Work request: What is needed is a verbatim copy of every record below, with the pictures left out.

--

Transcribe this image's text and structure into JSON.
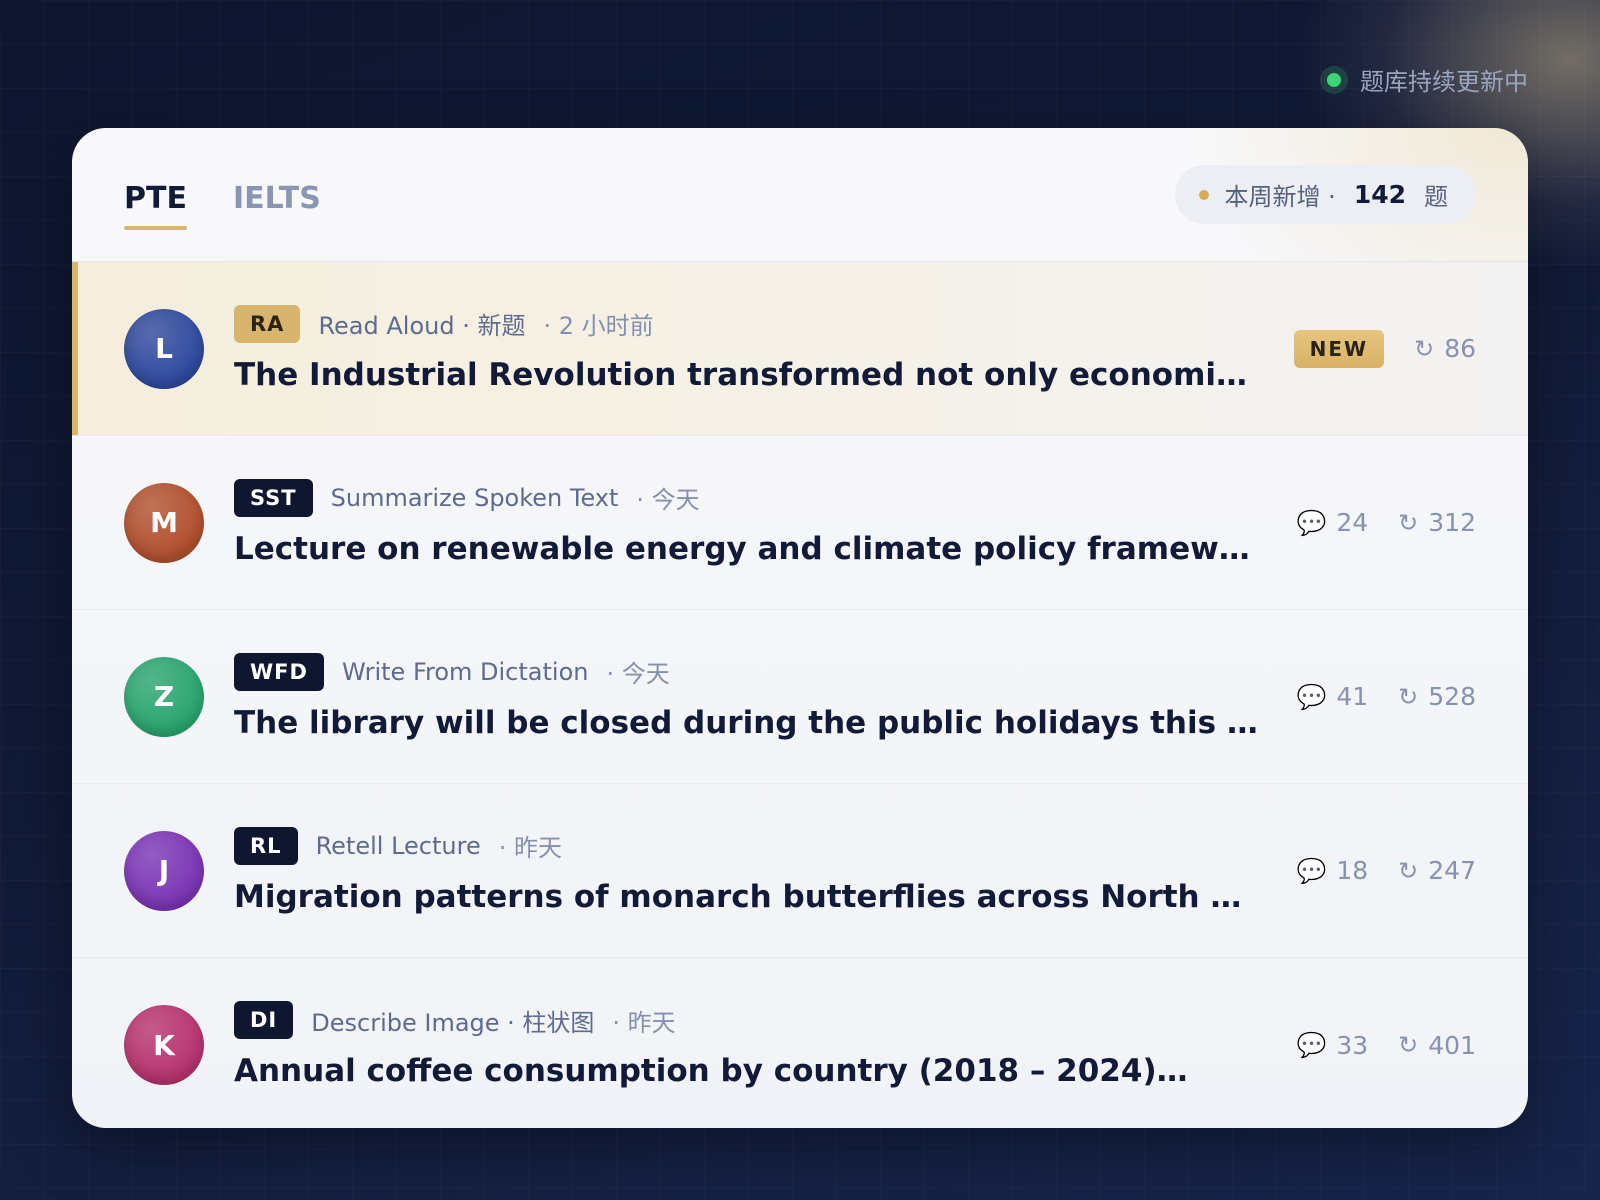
{
  "status": {
    "label": "题库持续更新中"
  },
  "header": {
    "tabs": [
      {
        "label": "PTE",
        "active": true
      },
      {
        "label": "IELTS",
        "active": false
      }
    ],
    "weekly": {
      "prefix": "本周新增 ·",
      "count": "142",
      "suffix": "题"
    }
  },
  "items": [
    {
      "avatar": "L",
      "avatar_color": "#2f4aa0",
      "badge": "RA",
      "badge_style": "gold",
      "category": "Read Aloud · 新题",
      "time": "· 2 小时前",
      "title": "The Industrial Revolution transformed not only economies but also societies",
      "new_tag": "NEW",
      "comments": null,
      "views": "86",
      "highlight": true
    },
    {
      "avatar": "M",
      "avatar_color": "#b2502e",
      "badge": "SST",
      "badge_style": "dark",
      "category": "Summarize Spoken Text",
      "time": "· 今天",
      "title": "Lecture on renewable energy and climate policy frameworks",
      "new_tag": null,
      "comments": "24",
      "views": "312",
      "highlight": false
    },
    {
      "avatar": "Z",
      "avatar_color": "#2aa56f",
      "badge": "WFD",
      "badge_style": "dark",
      "category": "Write From Dictation",
      "time": "· 今天",
      "title": "The library will be closed during the public holidays this week",
      "new_tag": null,
      "comments": "41",
      "views": "528",
      "highlight": false
    },
    {
      "avatar": "J",
      "avatar_color": "#7b35b5",
      "badge": "RL",
      "badge_style": "dark",
      "category": "Retell Lecture",
      "time": "· 昨天",
      "title": "Migration patterns of monarch butterflies across North America",
      "new_tag": null,
      "comments": "18",
      "views": "247",
      "highlight": false
    },
    {
      "avatar": "K",
      "avatar_color": "#b8336f",
      "badge": "DI",
      "badge_style": "dark",
      "category": "Describe Image · 柱状图",
      "time": "· 昨天",
      "title": "Annual coffee consumption by country (2018 – 2024)…",
      "new_tag": null,
      "comments": "33",
      "views": "401",
      "highlight": false
    }
  ],
  "icons": {
    "comment": "comment-icon",
    "views": "refresh-icon"
  }
}
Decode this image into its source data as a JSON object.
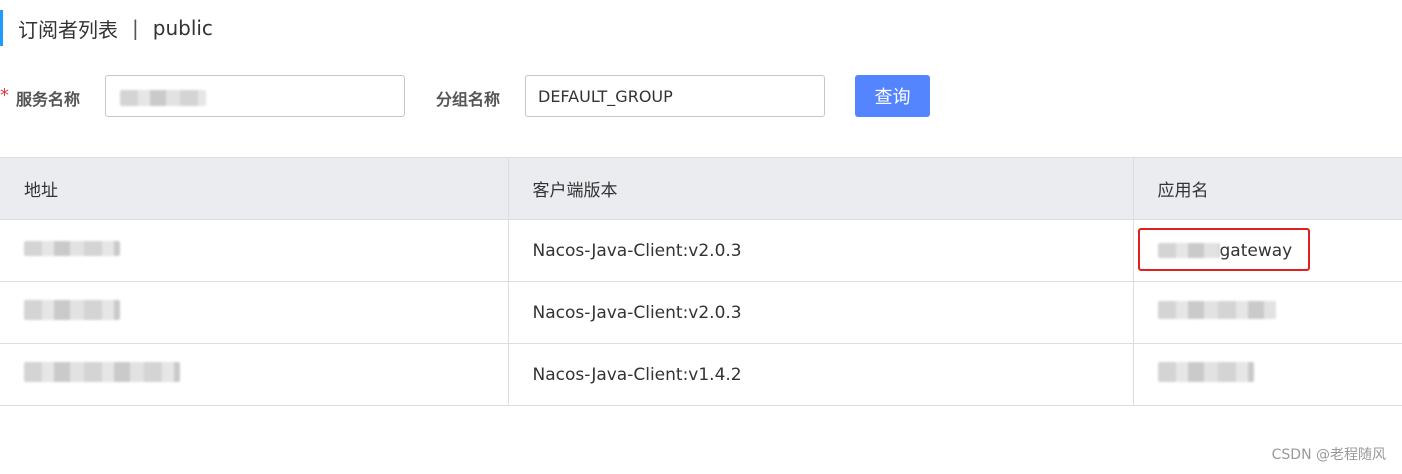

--

Written response:
Transcribe this image's text and structure into JSON.
{
  "status": {
    "label": "题库持续更新中"
  },
  "header": {
    "tabs": [
      {
        "label": "PTE",
        "active": true
      },
      {
        "label": "IELTS",
        "active": false
      }
    ],
    "weekly": {
      "prefix": "本周新增 ·",
      "count": "142",
      "suffix": "题"
    }
  },
  "items": [
    {
      "avatar": "L",
      "avatar_color": "#2f4aa0",
      "badge": "RA",
      "badge_style": "gold",
      "category": "Read Aloud · 新题",
      "time": "· 2 小时前",
      "title": "The Industrial Revolution transformed not only economies but also societies",
      "new_tag": "NEW",
      "comments": null,
      "views": "86",
      "highlight": true
    },
    {
      "avatar": "M",
      "avatar_color": "#b2502e",
      "badge": "SST",
      "badge_style": "dark",
      "category": "Summarize Spoken Text",
      "time": "· 今天",
      "title": "Lecture on renewable energy and climate policy frameworks",
      "new_tag": null,
      "comments": "24",
      "views": "312",
      "highlight": false
    },
    {
      "avatar": "Z",
      "avatar_color": "#2aa56f",
      "badge": "WFD",
      "badge_style": "dark",
      "category": "Write From Dictation",
      "time": "· 今天",
      "title": "The library will be closed during the public holidays this week",
      "new_tag": null,
      "comments": "41",
      "views": "528",
      "highlight": false
    },
    {
      "avatar": "J",
      "avatar_color": "#7b35b5",
      "badge": "RL",
      "badge_style": "dark",
      "category": "Retell Lecture",
      "time": "· 昨天",
      "title": "Migration patterns of monarch butterflies across North America",
      "new_tag": null,
      "comments": "18",
      "views": "247",
      "highlight": false
    },
    {
      "avatar": "K",
      "avatar_color": "#b8336f",
      "badge": "DI",
      "badge_style": "dark",
      "category": "Describe Image · 柱状图",
      "time": "· 昨天",
      "title": "Annual coffee consumption by country (2018 – 2024)…",
      "new_tag": null,
      "comments": "33",
      "views": "401",
      "highlight": false
    }
  ],
  "icons": {
    "comment": "comment-icon",
    "views": "refresh-icon"
  }
}
Decode this image into its source data as a JSON object.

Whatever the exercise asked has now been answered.